- [TO DO]:
Select and copy out every line in the records containing "After".

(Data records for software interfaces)
%%

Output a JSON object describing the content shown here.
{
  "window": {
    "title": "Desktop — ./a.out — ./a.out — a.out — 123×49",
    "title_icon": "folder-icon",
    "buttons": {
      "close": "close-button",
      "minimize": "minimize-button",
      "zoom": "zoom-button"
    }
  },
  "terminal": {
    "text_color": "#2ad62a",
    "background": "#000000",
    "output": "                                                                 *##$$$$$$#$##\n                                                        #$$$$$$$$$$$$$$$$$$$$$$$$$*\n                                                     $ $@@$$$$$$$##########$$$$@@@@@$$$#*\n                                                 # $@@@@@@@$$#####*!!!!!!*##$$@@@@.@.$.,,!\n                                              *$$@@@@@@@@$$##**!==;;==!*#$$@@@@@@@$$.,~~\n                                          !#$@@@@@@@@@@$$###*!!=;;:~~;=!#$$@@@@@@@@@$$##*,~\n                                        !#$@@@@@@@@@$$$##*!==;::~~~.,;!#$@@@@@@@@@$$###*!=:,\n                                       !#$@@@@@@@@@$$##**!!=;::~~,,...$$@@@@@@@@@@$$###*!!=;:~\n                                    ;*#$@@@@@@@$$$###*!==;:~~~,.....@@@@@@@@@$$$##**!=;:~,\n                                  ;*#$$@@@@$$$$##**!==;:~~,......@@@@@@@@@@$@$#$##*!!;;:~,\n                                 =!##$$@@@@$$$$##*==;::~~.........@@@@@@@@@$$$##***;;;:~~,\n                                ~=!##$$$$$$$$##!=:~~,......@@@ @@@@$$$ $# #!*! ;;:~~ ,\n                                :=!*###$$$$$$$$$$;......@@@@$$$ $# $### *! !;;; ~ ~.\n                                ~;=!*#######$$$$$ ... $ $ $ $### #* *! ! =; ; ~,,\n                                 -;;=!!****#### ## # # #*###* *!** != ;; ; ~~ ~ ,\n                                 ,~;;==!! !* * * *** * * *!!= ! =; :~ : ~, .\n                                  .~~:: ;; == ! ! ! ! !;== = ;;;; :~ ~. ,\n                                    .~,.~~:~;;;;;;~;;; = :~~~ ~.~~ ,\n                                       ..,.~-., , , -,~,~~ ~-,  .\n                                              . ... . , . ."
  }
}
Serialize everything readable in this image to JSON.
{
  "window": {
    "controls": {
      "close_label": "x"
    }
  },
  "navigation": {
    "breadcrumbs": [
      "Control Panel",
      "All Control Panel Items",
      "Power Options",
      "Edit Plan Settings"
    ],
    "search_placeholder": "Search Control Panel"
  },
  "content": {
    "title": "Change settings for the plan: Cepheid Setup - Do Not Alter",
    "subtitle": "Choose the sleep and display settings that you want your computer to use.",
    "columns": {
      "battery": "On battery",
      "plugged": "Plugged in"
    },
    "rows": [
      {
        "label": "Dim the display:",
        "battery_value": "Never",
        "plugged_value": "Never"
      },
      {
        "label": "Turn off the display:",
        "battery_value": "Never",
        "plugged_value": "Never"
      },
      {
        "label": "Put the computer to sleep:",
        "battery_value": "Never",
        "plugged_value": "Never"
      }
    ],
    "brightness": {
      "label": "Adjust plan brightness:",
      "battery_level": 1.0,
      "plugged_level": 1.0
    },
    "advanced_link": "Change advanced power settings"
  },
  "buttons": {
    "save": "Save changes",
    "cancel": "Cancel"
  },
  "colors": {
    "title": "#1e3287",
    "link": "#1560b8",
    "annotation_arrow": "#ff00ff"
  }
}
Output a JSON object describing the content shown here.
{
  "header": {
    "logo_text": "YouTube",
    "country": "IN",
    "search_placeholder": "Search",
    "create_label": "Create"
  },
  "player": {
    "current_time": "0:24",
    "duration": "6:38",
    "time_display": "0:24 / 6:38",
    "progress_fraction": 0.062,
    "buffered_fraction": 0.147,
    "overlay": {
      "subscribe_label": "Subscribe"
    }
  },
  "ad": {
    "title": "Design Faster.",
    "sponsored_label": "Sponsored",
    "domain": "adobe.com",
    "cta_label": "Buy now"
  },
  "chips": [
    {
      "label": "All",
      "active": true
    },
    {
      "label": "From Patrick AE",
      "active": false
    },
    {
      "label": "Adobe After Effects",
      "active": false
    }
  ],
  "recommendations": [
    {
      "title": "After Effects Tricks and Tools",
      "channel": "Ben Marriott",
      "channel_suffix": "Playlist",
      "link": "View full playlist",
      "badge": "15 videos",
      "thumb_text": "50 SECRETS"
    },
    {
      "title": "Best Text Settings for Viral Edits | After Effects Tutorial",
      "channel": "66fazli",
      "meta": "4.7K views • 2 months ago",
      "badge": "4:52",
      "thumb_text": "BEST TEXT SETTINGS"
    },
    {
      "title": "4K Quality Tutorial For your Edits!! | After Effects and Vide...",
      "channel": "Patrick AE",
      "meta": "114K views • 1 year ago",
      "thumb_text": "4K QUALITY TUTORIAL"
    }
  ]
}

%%

- [ANSWER SECTION]:
      "label": "Adobe After Effects",
      "title": "After Effects Tricks and Tools",
      "title": "Best Text Settings for Viral Edits | After Effects Tutorial",
      "title": "4K Quality Tutorial For your Edits!! | After Effects and Vide...",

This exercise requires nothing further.